Action item | Copy the data precisely, keeping every character.

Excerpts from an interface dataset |
------------------------------
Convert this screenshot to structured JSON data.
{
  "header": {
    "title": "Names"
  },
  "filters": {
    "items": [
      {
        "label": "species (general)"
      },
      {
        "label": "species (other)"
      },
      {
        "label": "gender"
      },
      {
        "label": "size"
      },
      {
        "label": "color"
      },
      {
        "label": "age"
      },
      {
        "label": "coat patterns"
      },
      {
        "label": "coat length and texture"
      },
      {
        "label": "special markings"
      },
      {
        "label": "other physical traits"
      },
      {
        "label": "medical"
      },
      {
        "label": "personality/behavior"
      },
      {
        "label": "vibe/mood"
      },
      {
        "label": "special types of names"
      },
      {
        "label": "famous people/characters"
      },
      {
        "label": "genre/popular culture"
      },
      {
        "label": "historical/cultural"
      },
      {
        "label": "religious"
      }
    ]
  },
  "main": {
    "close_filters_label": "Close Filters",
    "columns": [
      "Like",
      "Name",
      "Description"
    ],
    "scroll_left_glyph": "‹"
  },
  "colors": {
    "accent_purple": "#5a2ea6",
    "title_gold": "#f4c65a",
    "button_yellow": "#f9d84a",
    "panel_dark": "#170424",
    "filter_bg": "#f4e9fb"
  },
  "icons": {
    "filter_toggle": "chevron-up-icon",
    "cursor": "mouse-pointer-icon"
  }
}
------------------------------
Exercise response |
Convert this screenshot to structured JSON data.
{
  "header": {
    "title": "Names"
  },
  "filters": {
    "items": [
      {
        "label": "species (general)"
      },
      {
        "label": "species (other)"
      },
      {
        "label": "gender"
      },
      {
        "label": "size"
      },
      {
        "label": "color"
      },
      {
        "label": "age"
      },
      {
        "label": "coat patterns"
      },
      {
        "label": "coat length and texture"
      },
      {
        "label": "special markings"
      },
      {
        "label": "other physical traits"
      },
      {
        "label": "medical"
      },
      {
        "label": "personality/behavior"
      },
      {
        "label": "vibe/mood"
      },
      {
        "label": "special types of names"
      },
      {
        "label": "famous people/characters"
      },
      {
        "label": "genre/popular culture"
      },
      {
        "label": "historical/cultural"
      },
      {
        "label": "religious"
      }
    ]
  },
  "main": {
    "close_filters_label": "Close Filters",
    "columns": [
      "Like",
      "Name",
      "Description"
    ],
    "scroll_left_glyph": "‹"
  },
  "colors": {
    "accent_purple": "#5a2ea6",
    "title_gold": "#f4c65a",
    "button_yellow": "#f9d84a",
    "panel_dark": "#170424",
    "filter_bg": "#f4e9fb"
  },
  "icons": {
    "filter_toggle": "chevron-up-icon",
    "cursor": "mouse-pointer-icon"
  }
}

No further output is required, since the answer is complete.